WHAT THE TASK REQUIRES: Gather every line from the entries below that includes "icon".

ENTRIES SUPPLIED:
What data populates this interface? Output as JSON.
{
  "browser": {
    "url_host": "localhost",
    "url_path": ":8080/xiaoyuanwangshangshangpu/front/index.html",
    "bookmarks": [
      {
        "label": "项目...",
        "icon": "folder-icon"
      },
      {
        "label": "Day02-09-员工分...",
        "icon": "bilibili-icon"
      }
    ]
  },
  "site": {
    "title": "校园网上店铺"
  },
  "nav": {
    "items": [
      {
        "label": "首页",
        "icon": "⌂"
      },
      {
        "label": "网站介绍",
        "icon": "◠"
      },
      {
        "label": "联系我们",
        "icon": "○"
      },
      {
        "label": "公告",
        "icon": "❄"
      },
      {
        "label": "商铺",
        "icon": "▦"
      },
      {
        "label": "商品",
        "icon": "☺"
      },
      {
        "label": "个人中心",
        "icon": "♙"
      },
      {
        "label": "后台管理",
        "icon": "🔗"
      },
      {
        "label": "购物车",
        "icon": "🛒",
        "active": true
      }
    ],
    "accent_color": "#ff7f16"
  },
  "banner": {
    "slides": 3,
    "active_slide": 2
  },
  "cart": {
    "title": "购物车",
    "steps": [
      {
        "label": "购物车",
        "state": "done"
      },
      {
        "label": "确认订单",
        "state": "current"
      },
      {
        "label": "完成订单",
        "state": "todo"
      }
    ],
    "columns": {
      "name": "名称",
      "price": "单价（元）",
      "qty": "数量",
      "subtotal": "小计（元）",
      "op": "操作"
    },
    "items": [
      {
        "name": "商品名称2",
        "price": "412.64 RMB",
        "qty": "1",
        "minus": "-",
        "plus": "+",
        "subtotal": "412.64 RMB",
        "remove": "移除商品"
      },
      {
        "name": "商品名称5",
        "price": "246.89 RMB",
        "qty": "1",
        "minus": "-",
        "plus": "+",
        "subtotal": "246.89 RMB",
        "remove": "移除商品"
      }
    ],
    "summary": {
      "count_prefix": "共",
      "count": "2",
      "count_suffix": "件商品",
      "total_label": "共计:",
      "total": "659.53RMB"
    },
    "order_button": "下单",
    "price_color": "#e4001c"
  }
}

ANSWER SECTION:
        "icon": "folder-icon"
        "icon": "bilibili-icon"
        "icon": "⌂"
        "icon": "◠"
        "icon": "○"
        "icon": "❄"
        "icon": "▦"
        "icon": "☺"
        "icon": "♙"
        "icon": "🔗"
        "icon": "🛒",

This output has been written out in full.